An example is the açaí berry, which has been a part of the traditional food culture of these communities for centuries and is now one of the main sources of income for most families.4 In forest management, priority is given to the açaí palm, creating extensive areas of açaí palm groves mixed with other species that are maintained according to their economic, symbolic, and medicinal values, guaranteeing plant diversity. As well as providing nourishment and facilitating access to clean air and water, the preservation of forests contributes to the healthcare of Quilombola communities by providing medicinal resources derived from animals and plants.

The Quilombola communities of the Abaetetuba islands also promote environmental sustainability aligned with food security through Quilombola family farming—a form of food production characterised by growing diversified crops in small fields and home gardens without using pesticides. This is marked by collective efforts in communal work and the exchange of seedlings, seeds, and knowledge. Furthermore, these agroforestry systems incorporate agricultural techniques, such as green manure, controlled burning, crop diversification, and seed and seedling selection.5

Sustainable fishing is another practice employed for biodiversity conservation. It uses traps that allow for the preservation of ecosystems while respecting the reproductive period of fish according to their species—known as “piracema” (closed fishing season).6

Solutions need to confront extractive colonialism and capitalism

It’s important to highlight that the techniques mentioned are not solutions in themselves—they’re potential strategies to promote sustainability when guided by respect for human and non-human lives. It’s necessary to challenge hegemonic forms of exploitation of lands and peoples and to distrust “solutions” that are disguised as “sustainable” but serve only the interests of exploiting nature for profit, without considering other ways of relating to it.

In this sense, the historical resistance to colonial oppression practised by Quilombola people in various forms (such as social movements, political activism, or cultural and intellectual production) challenges and reverses the unequal power relations established during the colonial period.7 However, despite the secular resistance of Quilombola communities, for any actions to have a meaningful impact this burden has to be shared, including general efforts to incorporate the principles of equality and justice into our actions, as well as the validation of traditional knowledge and peoples, to promote planetary health.

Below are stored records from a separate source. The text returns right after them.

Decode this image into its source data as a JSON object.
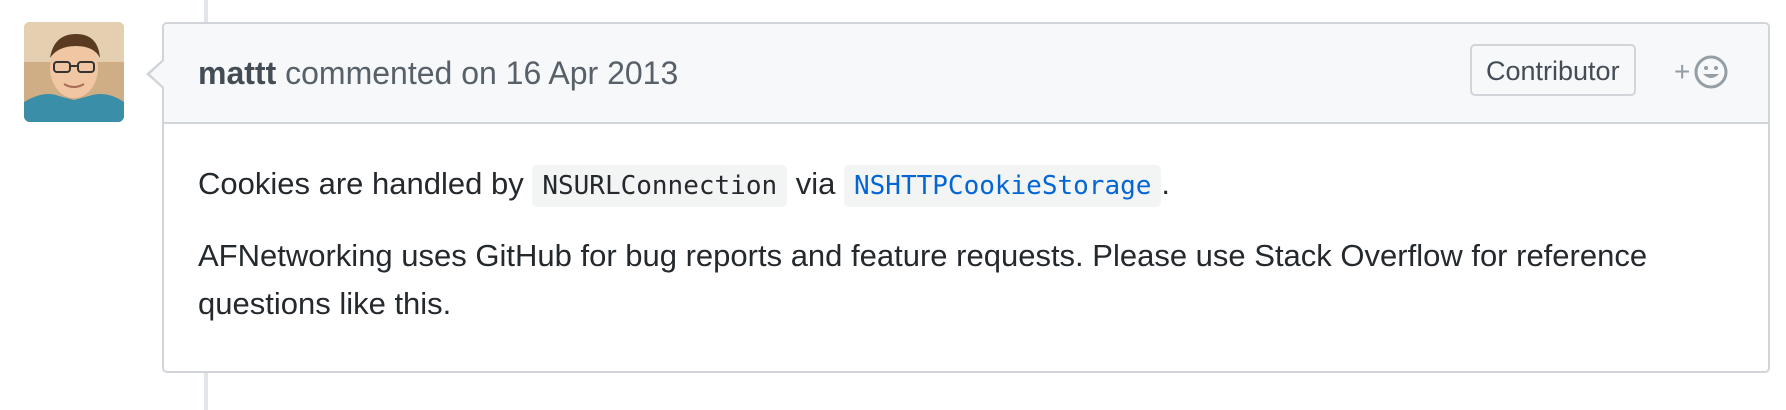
{
  "comment": {
    "author": "mattt",
    "action": "commented on",
    "date": "16 Apr 2013",
    "badge": "Contributor",
    "reaction_plus": "+",
    "reaction_icon": "smiley-icon",
    "body": {
      "p1_before": "Cookies are handled by ",
      "p1_code1": "NSURLConnection",
      "p1_mid": " via ",
      "p1_code2_link": "NSHTTPCookieStorage",
      "p1_after": ".",
      "p2": "AFNetworking uses GitHub for bug reports and feature requests. Please use Stack Overflow for reference questions like this."
    }
  },
  "colors": {
    "border": "#d1d5da",
    "header_bg": "#f6f8fa",
    "link": "#0366d6"
  }
}
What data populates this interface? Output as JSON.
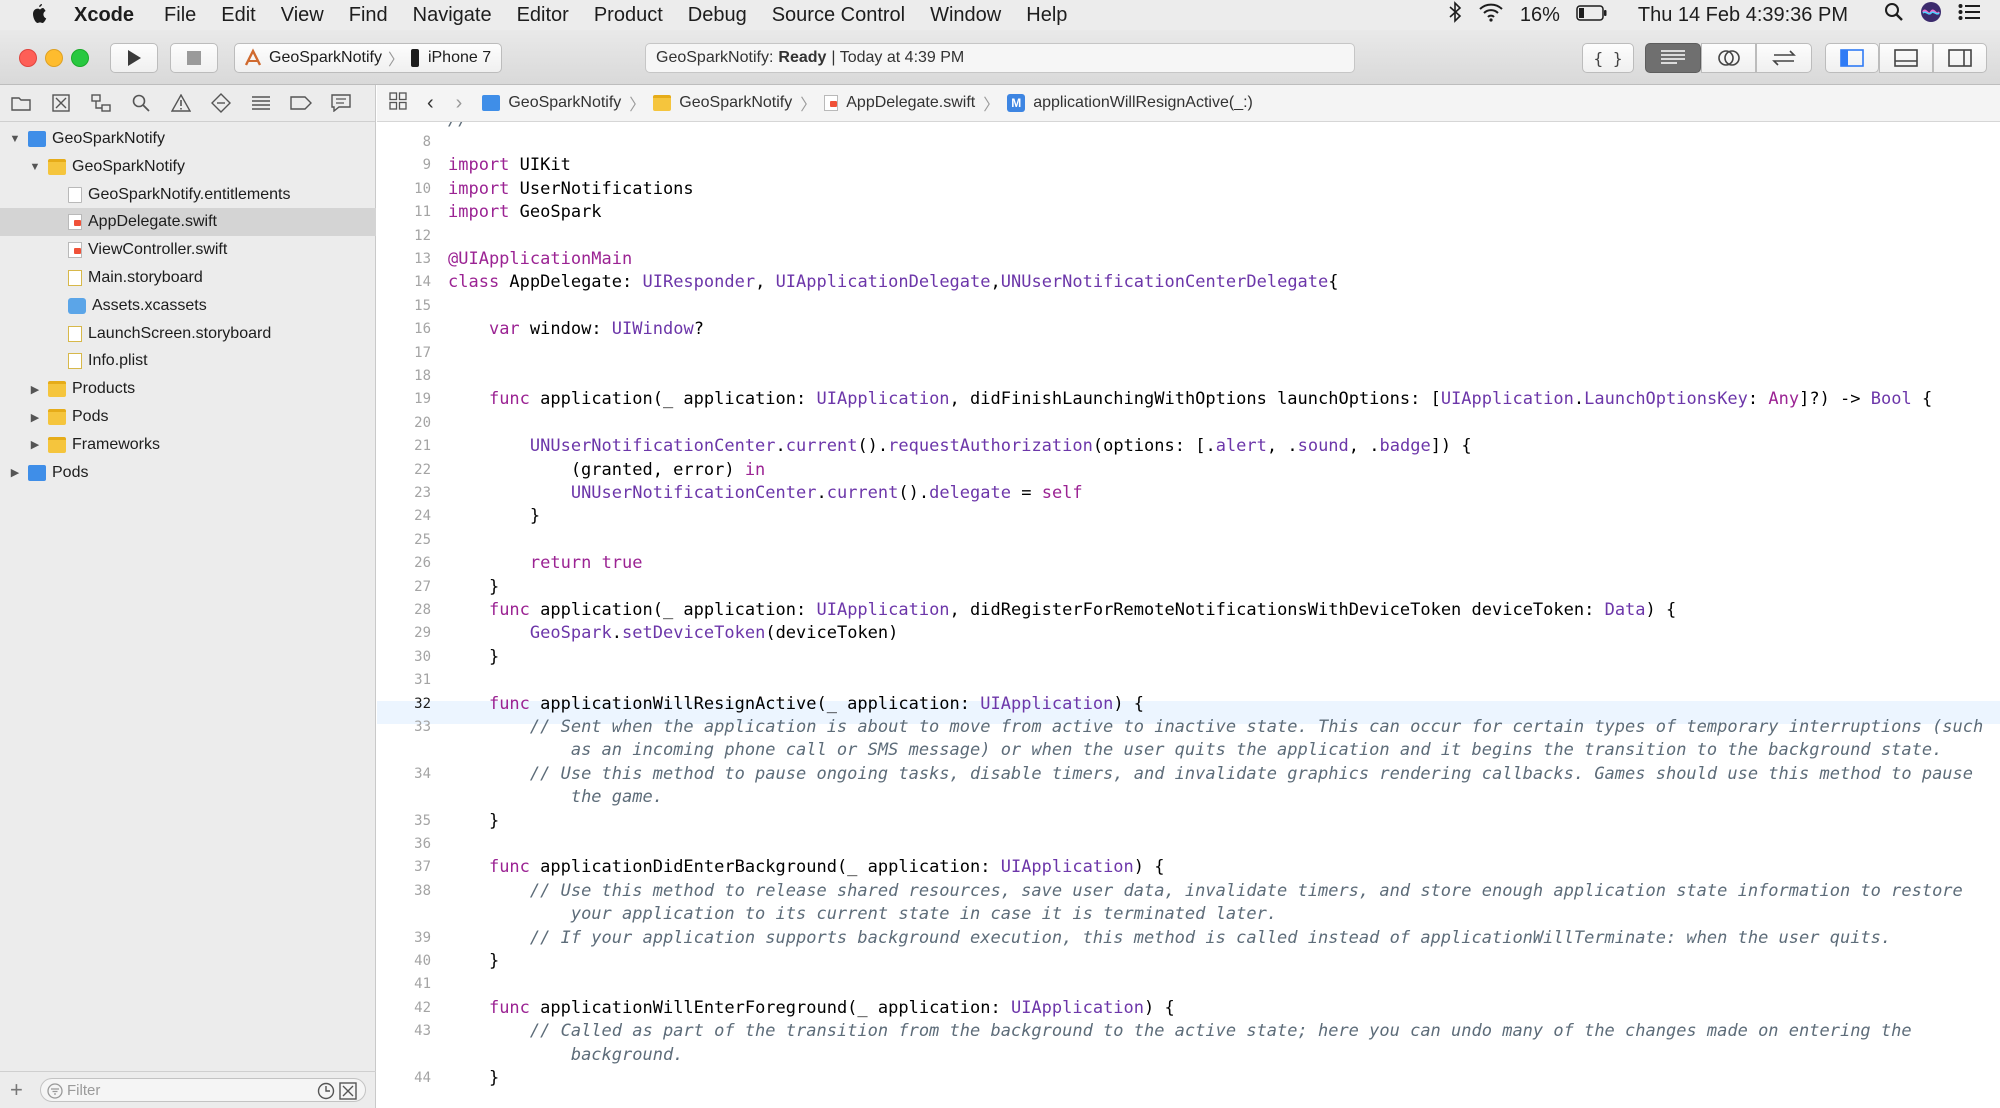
{
  "menubar": {
    "app": "Xcode",
    "items": [
      "File",
      "Edit",
      "View",
      "Find",
      "Navigate",
      "Editor",
      "Product",
      "Debug",
      "Source Control",
      "Window",
      "Help"
    ],
    "battery": "16%",
    "clock": "Thu 14 Feb  4:39:36 PM"
  },
  "toolbar": {
    "scheme": "GeoSparkNotify",
    "device": "iPhone 7",
    "status_project": "GeoSparkNotify:",
    "status_state": "Ready",
    "status_time": "| Today at 4:39 PM"
  },
  "navigator": {
    "tree": [
      {
        "label": "GeoSparkNotify",
        "indent": 0,
        "disc": "▼",
        "icon": "proj"
      },
      {
        "label": "GeoSparkNotify",
        "indent": 1,
        "disc": "▼",
        "icon": "folder"
      },
      {
        "label": "GeoSparkNotify.entitlements",
        "indent": 2,
        "disc": "",
        "icon": "doc"
      },
      {
        "label": "AppDelegate.swift",
        "indent": 2,
        "disc": "",
        "icon": "swift",
        "selected": true
      },
      {
        "label": "ViewController.swift",
        "indent": 2,
        "disc": "",
        "icon": "swift"
      },
      {
        "label": "Main.storyboard",
        "indent": 2,
        "disc": "",
        "icon": "storyb"
      },
      {
        "label": "Assets.xcassets",
        "indent": 2,
        "disc": "",
        "icon": "assets"
      },
      {
        "label": "LaunchScreen.storyboard",
        "indent": 2,
        "disc": "",
        "icon": "storyb"
      },
      {
        "label": "Info.plist",
        "indent": 2,
        "disc": "",
        "icon": "storyb"
      },
      {
        "label": "Products",
        "indent": 1,
        "disc": "▶",
        "icon": "folder"
      },
      {
        "label": "Pods",
        "indent": 1,
        "disc": "▶",
        "icon": "folder"
      },
      {
        "label": "Frameworks",
        "indent": 1,
        "disc": "▶",
        "icon": "folder"
      },
      {
        "label": "Pods",
        "indent": 0,
        "disc": "▶",
        "icon": "proj"
      }
    ],
    "filter_placeholder": "Filter"
  },
  "jumpbar": [
    "GeoSparkNotify",
    "GeoSparkNotify",
    "AppDelegate.swift",
    "applicationWillResignActive(_:)"
  ],
  "editor": {
    "current_line": "32",
    "lines": [
      {
        "n": "8",
        "t": []
      },
      {
        "n": "9",
        "t": [
          [
            "kw",
            "import"
          ],
          [
            "",
            "UIKit"
          ]
        ]
      },
      {
        "n": "10",
        "t": [
          [
            "kw",
            "import"
          ],
          [
            "",
            " UserNotifications"
          ]
        ]
      },
      {
        "n": "11",
        "t": [
          [
            "kw",
            "import"
          ],
          [
            "",
            " GeoSpark"
          ]
        ]
      },
      {
        "n": "12",
        "t": []
      },
      {
        "n": "13",
        "t": [
          [
            "at",
            "@UIApplicationMain"
          ]
        ]
      },
      {
        "n": "14",
        "t": [
          [
            "kw",
            "class"
          ],
          [
            "",
            " AppDelegate: "
          ],
          [
            "ty",
            "UIResponder"
          ],
          [
            "",
            ", "
          ],
          [
            "ty",
            "UIApplicationDelegate"
          ],
          [
            "",
            ","
          ],
          [
            "ty",
            "UNUserNotificationCenterDelegate"
          ],
          [
            "",
            "{"
          ]
        ]
      },
      {
        "n": "15",
        "t": []
      },
      {
        "n": "16",
        "t": [
          [
            "",
            "    "
          ],
          [
            "kw",
            "var"
          ],
          [
            "",
            " window: "
          ],
          [
            "ty",
            "UIWindow"
          ],
          [
            "",
            "?"
          ]
        ]
      },
      {
        "n": "17",
        "t": []
      },
      {
        "n": "18",
        "t": []
      },
      {
        "n": "19",
        "t": [
          [
            "",
            "    "
          ],
          [
            "kw",
            "func"
          ],
          [
            "",
            " application(_ application: "
          ],
          [
            "ty",
            "UIApplication"
          ],
          [
            "",
            ", didFinishLaunchingWithOptions launchOptions: ["
          ],
          [
            "ty",
            "UIApplication"
          ],
          [
            "",
            "."
          ],
          [
            "ty",
            "LaunchOptionsKey"
          ],
          [
            "",
            ": "
          ],
          [
            "kw",
            "Any"
          ],
          [
            "",
            "]?) -> "
          ],
          [
            "ty",
            "Bool"
          ],
          [
            "",
            " {"
          ]
        ]
      },
      {
        "n": "20",
        "t": []
      },
      {
        "n": "21",
        "t": [
          [
            "",
            "        "
          ],
          [
            "ty",
            "UNUserNotificationCenter"
          ],
          [
            "",
            "."
          ],
          [
            "fn",
            "current"
          ],
          [
            "",
            "()."
          ],
          [
            "fn",
            "requestAuthorization"
          ],
          [
            "",
            "(options: [."
          ],
          [
            "fn",
            "alert"
          ],
          [
            "",
            ", ."
          ],
          [
            "fn",
            "sound"
          ],
          [
            "",
            ", ."
          ],
          [
            "fn",
            "badge"
          ],
          [
            "",
            "]) {"
          ]
        ]
      },
      {
        "n": "22",
        "t": [
          [
            "",
            "            (granted, error) "
          ],
          [
            "kw",
            "in"
          ]
        ]
      },
      {
        "n": "23",
        "t": [
          [
            "",
            "            "
          ],
          [
            "ty",
            "UNUserNotificationCenter"
          ],
          [
            "",
            "."
          ],
          [
            "fn",
            "current"
          ],
          [
            "",
            "()."
          ],
          [
            "fn",
            "delegate"
          ],
          [
            "",
            " = "
          ],
          [
            "kw",
            "self"
          ]
        ]
      },
      {
        "n": "24",
        "t": [
          [
            "",
            "        }"
          ]
        ]
      },
      {
        "n": "25",
        "t": []
      },
      {
        "n": "26",
        "t": [
          [
            "",
            "        "
          ],
          [
            "kw",
            "return"
          ],
          [
            "",
            " "
          ],
          [
            "kw",
            "true"
          ]
        ]
      },
      {
        "n": "27",
        "t": [
          [
            "",
            "    }"
          ]
        ]
      },
      {
        "n": "28",
        "t": [
          [
            "",
            "    "
          ],
          [
            "kw",
            "func"
          ],
          [
            "",
            " application(_ application: "
          ],
          [
            "ty",
            "UIApplication"
          ],
          [
            "",
            ", didRegisterForRemoteNotificationsWithDeviceToken deviceToken: "
          ],
          [
            "ty",
            "Data"
          ],
          [
            "",
            ") {"
          ]
        ]
      },
      {
        "n": "29",
        "t": [
          [
            "",
            "        "
          ],
          [
            "ty",
            "GeoSpark"
          ],
          [
            "",
            "."
          ],
          [
            "fn",
            "setDeviceToken"
          ],
          [
            "",
            "(deviceToken)"
          ]
        ]
      },
      {
        "n": "30",
        "t": [
          [
            "",
            "    }"
          ]
        ]
      },
      {
        "n": "31",
        "t": []
      },
      {
        "n": "32",
        "t": [
          [
            "",
            "    "
          ],
          [
            "kw",
            "func"
          ],
          [
            "",
            " applicationWillResignActive(_ application: "
          ],
          [
            "ty",
            "UIApplication"
          ],
          [
            "",
            ") {"
          ]
        ]
      },
      {
        "n": "33",
        "t": [
          [
            "",
            "        "
          ],
          [
            "cm",
            "// Sent when the application is about to move from active to inactive state. This can occur for certain types of temporary interruptions (such"
          ]
        ]
      },
      {
        "n": "",
        "t": [
          [
            "",
            "            "
          ],
          [
            "cm",
            "as an incoming phone call or SMS message) or when the user quits the application and it begins the transition to the background state."
          ]
        ]
      },
      {
        "n": "34",
        "t": [
          [
            "",
            "        "
          ],
          [
            "cm",
            "// Use this method to pause ongoing tasks, disable timers, and invalidate graphics rendering callbacks. Games should use this method to pause"
          ]
        ]
      },
      {
        "n": "",
        "t": [
          [
            "",
            "            "
          ],
          [
            "cm",
            "the game."
          ]
        ]
      },
      {
        "n": "35",
        "t": [
          [
            "",
            "    }"
          ]
        ]
      },
      {
        "n": "36",
        "t": []
      },
      {
        "n": "37",
        "t": [
          [
            "",
            "    "
          ],
          [
            "kw",
            "func"
          ],
          [
            "",
            " applicationDidEnterBackground(_ application: "
          ],
          [
            "ty",
            "UIApplication"
          ],
          [
            "",
            ") {"
          ]
        ]
      },
      {
        "n": "38",
        "t": [
          [
            "",
            "        "
          ],
          [
            "cm",
            "// Use this method to release shared resources, save user data, invalidate timers, and store enough application state information to restore"
          ]
        ]
      },
      {
        "n": "",
        "t": [
          [
            "",
            "            "
          ],
          [
            "cm",
            "your application to its current state in case it is terminated later."
          ]
        ]
      },
      {
        "n": "39",
        "t": [
          [
            "",
            "        "
          ],
          [
            "cm",
            "// If your application supports background execution, this method is called instead of applicationWillTerminate: when the user quits."
          ]
        ]
      },
      {
        "n": "40",
        "t": [
          [
            "",
            "    }"
          ]
        ]
      },
      {
        "n": "41",
        "t": []
      },
      {
        "n": "42",
        "t": [
          [
            "",
            "    "
          ],
          [
            "kw",
            "func"
          ],
          [
            "",
            " applicationWillEnterForeground(_ application: "
          ],
          [
            "ty",
            "UIApplication"
          ],
          [
            "",
            ") {"
          ]
        ]
      },
      {
        "n": "43",
        "t": [
          [
            "",
            "        "
          ],
          [
            "cm",
            "// Called as part of the transition from the background to the active state; here you can undo many of the changes made on entering the"
          ]
        ]
      },
      {
        "n": "",
        "t": [
          [
            "",
            "            "
          ],
          [
            "cm",
            "background."
          ]
        ]
      },
      {
        "n": "44",
        "t": [
          [
            "",
            "    }"
          ]
        ]
      }
    ]
  }
}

  • Competing interests: None.

  • Provenance and peer review: Commissioned, not peer reviewed.